**Required work**
Print out the records in full, keeping each word unchanged.

Dataset rows for apps and sites:
────────────────

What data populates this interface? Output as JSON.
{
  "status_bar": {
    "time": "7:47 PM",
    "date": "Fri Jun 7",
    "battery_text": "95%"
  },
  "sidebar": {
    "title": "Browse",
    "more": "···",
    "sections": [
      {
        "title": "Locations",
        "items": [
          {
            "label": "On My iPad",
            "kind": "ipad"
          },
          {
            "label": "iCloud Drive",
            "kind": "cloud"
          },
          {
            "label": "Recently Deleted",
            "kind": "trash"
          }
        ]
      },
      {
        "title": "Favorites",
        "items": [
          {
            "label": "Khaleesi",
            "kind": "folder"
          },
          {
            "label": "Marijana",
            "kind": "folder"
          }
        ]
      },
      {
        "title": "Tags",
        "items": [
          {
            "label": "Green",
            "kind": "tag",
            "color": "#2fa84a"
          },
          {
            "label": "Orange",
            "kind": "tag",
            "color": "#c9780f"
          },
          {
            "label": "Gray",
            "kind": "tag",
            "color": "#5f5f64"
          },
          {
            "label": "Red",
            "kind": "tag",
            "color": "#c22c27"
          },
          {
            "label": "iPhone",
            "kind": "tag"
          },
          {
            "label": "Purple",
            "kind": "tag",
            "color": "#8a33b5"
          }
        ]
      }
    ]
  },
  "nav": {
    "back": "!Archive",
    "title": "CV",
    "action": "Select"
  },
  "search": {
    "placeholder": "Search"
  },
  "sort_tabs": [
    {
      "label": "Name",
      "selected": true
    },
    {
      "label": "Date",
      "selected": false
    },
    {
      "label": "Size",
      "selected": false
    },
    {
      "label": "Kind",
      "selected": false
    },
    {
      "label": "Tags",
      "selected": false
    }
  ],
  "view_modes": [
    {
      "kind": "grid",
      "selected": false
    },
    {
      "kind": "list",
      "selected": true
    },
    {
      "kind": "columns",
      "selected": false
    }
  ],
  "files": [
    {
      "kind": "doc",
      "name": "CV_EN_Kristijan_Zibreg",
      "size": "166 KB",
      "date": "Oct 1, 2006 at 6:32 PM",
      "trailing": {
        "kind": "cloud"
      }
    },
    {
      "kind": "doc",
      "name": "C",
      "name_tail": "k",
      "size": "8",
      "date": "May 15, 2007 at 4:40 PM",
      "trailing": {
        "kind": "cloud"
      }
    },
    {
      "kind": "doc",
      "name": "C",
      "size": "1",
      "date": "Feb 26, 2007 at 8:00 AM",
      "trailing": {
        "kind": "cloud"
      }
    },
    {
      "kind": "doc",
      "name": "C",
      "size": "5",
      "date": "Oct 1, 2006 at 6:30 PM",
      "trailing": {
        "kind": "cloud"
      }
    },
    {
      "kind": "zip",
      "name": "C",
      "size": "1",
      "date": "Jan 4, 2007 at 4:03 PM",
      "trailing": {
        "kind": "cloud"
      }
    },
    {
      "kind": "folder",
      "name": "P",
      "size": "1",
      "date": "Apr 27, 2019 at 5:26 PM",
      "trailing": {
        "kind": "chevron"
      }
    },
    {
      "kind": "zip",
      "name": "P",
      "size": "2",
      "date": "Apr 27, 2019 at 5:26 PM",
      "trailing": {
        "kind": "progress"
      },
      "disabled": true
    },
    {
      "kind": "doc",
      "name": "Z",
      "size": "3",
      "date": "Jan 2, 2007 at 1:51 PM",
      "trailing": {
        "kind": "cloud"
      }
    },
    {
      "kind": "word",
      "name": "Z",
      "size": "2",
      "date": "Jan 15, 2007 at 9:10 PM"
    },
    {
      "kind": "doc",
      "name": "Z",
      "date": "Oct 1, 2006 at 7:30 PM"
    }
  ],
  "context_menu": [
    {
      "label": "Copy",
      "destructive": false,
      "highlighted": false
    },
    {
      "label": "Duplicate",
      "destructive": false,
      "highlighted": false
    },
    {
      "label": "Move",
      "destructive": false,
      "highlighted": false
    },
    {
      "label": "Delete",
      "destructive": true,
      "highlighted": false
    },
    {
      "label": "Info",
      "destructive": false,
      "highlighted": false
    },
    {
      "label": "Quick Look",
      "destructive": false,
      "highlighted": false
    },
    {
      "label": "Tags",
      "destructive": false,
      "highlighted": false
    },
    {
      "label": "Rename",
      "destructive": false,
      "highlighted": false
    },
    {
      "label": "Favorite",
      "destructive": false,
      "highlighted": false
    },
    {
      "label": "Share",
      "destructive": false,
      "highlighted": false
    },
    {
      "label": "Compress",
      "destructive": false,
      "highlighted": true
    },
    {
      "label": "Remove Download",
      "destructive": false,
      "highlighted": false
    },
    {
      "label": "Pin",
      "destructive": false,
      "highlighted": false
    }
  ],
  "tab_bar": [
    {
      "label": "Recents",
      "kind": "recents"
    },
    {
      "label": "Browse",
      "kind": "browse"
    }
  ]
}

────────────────

**Answer for the task**
What data populates this interface? Output as JSON.
{
  "status_bar": {
    "time": "7:47 PM",
    "date": "Fri Jun 7",
    "battery_text": "95%"
  },
  "sidebar": {
    "title": "Browse",
    "more": "···",
    "sections": [
      {
        "title": "Locations",
        "items": [
          {
            "label": "On My iPad",
            "kind": "ipad"
          },
          {
            "label": "iCloud Drive",
            "kind": "cloud"
          },
          {
            "label": "Recently Deleted",
            "kind": "trash"
          }
        ]
      },
      {
        "title": "Favorites",
        "items": [
          {
            "label": "Khaleesi",
            "kind": "folder"
          },
          {
            "label": "Marijana",
            "kind": "folder"
          }
        ]
      },
      {
        "title": "Tags",
        "items": [
          {
            "label": "Green",
            "kind": "tag",
            "color": "#2fa84a"
          },
          {
            "label": "Orange",
            "kind": "tag",
            "color": "#c9780f"
          },
          {
            "label": "Gray",
            "kind": "tag",
            "color": "#5f5f64"
          },
          {
            "label": "Red",
            "kind": "tag",
            "color": "#c22c27"
          },
          {
            "label": "iPhone",
            "kind": "tag"
          },
          {
            "label": "Purple",
            "kind": "tag",
            "color": "#8a33b5"
          }
        ]
      }
    ]
  },
  "nav": {
    "back": "!Archive",
    "title": "CV",
    "action": "Select"
  },
  "search": {
    "placeholder": "Search"
  },
  "sort_tabs": [
    {
      "label": "Name",
      "selected": true
    },
    {
      "label": "Date",
      "selected": false
    },
    {
      "label": "Size",
      "selected": false
    },
    {
      "label": "Kind",
      "selected": false
    },
    {
      "label": "Tags",
      "selected": false
    }
  ],
  "view_modes": [
    {
      "kind": "grid",
      "selected": false
    },
    {
      "kind": "list",
      "selected": true
    },
    {
      "kind": "columns",
      "selected": false
    }
  ],
  "files": [
    {
      "kind": "doc",
      "name": "CV_EN_Kristijan_Zibreg",
      "size": "166 KB",
      "date": "Oct 1, 2006 at 6:32 PM",
      "trailing": {
        "kind": "cloud"
      }
    },
    {
      "kind": "doc",
      "name": "C",
      "name_tail": "k",
      "size": "8",
      "date": "May 15, 2007 at 4:40 PM",
      "trailing": {
        "kind": "cloud"
      }
    },
    {
      "kind": "doc",
      "name": "C",
      "size": "1",
      "date": "Feb 26, 2007 at 8:00 AM",
      "trailing": {
        "kind": "cloud"
      }
    },
    {
      "kind": "doc",
      "name": "C",
      "size": "5",
      "date": "Oct 1, 2006 at 6:30 PM",
      "trailing": {
        "kind": "cloud"
      }
    },
    {
      "kind": "zip",
      "name": "C",
      "size": "1",
      "date": "Jan 4, 2007 at 4:03 PM",
      "trailing": {
        "kind": "cloud"
      }
    },
    {
      "kind": "folder",
      "name": "P",
      "size": "1",
      "date": "Apr 27, 2019 at 5:26 PM",
      "trailing": {
        "kind": "chevron"
      }
    },
    {
      "kind": "zip",
      "name": "P",
      "size": "2",
      "date": "Apr 27, 2019 at 5:26 PM",
      "trailing": {
        "kind": "progress"
      },
      "disabled": true
    },
    {
      "kind": "doc",
      "name": "Z",
      "size": "3",
      "date": "Jan 2, 2007 at 1:51 PM",
      "trailing": {
        "kind": "cloud"
      }
    },
    {
      "kind": "word",
      "name": "Z",
      "size": "2",
      "date": "Jan 15, 2007 at 9:10 PM"
    },
    {
      "kind": "doc",
      "name": "Z",
      "date": "Oct 1, 2006 at 7:30 PM"
    }
  ],
  "context_menu": [
    {
      "label": "Copy",
      "destructive": false,
      "highlighted": false
    },
    {
      "label": "Duplicate",
      "destructive": false,
      "highlighted": false
    },
    {
      "label": "Move",
      "destructive": false,
      "highlighted": false
    },
    {
      "label": "Delete",
      "destructive": true,
      "highlighted": false
    },
    {
      "label": "Info",
      "destructive": false,
      "highlighted": false
    },
    {
      "label": "Quick Look",
      "destructive": false,
      "highlighted": false
    },
    {
      "label": "Tags",
      "destructive": false,
      "highlighted": false
    },
    {
      "label": "Rename",
      "destructive": false,
      "highlighted": false
    },
    {
      "label": "Favorite",
      "destructive": false,
      "highlighted": false
    },
    {
      "label": "Share",
      "destructive": false,
      "highlighted": false
    },
    {
      "label": "Compress",
      "destructive": false,
      "highlighted": true
    },
    {
      "label": "Remove Download",
      "destructive": false,
      "highlighted": false
    },
    {
      "label": "Pin",
      "destructive": false,
      "highlighted": false
    }
  ],
  "tab_bar": [
    {
      "label": "Recents",
      "kind": "recents"
    },
    {
      "label": "Browse",
      "kind": "browse"
    }
  ]
}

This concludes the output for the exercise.